### Task description
Find every line below where the string "heading" shows up, and copy those lines.

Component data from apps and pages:
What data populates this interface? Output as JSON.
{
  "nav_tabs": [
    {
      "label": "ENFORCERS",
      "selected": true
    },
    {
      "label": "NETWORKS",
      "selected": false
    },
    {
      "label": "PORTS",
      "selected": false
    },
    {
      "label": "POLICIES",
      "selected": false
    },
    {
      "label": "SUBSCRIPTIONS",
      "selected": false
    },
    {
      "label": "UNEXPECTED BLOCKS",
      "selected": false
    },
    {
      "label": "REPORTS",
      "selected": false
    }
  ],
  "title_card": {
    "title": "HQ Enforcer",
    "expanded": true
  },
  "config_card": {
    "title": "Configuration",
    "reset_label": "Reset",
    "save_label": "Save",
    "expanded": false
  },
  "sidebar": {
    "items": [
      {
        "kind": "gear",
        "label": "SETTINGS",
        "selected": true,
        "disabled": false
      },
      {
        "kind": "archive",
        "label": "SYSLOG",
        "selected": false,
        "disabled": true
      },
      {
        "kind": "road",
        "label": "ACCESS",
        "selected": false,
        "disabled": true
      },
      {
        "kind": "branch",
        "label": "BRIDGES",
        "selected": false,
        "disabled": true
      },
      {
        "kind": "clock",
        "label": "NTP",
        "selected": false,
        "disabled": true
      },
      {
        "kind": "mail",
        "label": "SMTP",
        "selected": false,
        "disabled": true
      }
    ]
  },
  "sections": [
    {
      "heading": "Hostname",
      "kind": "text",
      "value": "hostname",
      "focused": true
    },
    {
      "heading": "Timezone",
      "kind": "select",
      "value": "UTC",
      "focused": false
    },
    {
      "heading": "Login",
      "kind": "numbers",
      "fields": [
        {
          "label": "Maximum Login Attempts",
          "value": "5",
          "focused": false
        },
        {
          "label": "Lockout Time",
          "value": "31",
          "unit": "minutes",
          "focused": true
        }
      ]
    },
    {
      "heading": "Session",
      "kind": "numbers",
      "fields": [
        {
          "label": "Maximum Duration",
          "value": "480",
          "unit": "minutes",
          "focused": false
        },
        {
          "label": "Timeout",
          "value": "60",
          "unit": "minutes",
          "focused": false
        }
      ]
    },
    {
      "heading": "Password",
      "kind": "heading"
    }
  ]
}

### Response to this task
      "heading": "Hostname",
      "heading": "Timezone",
      "heading": "Login",
      "heading": "Session",
      "heading": "Password",
      "kind": "heading"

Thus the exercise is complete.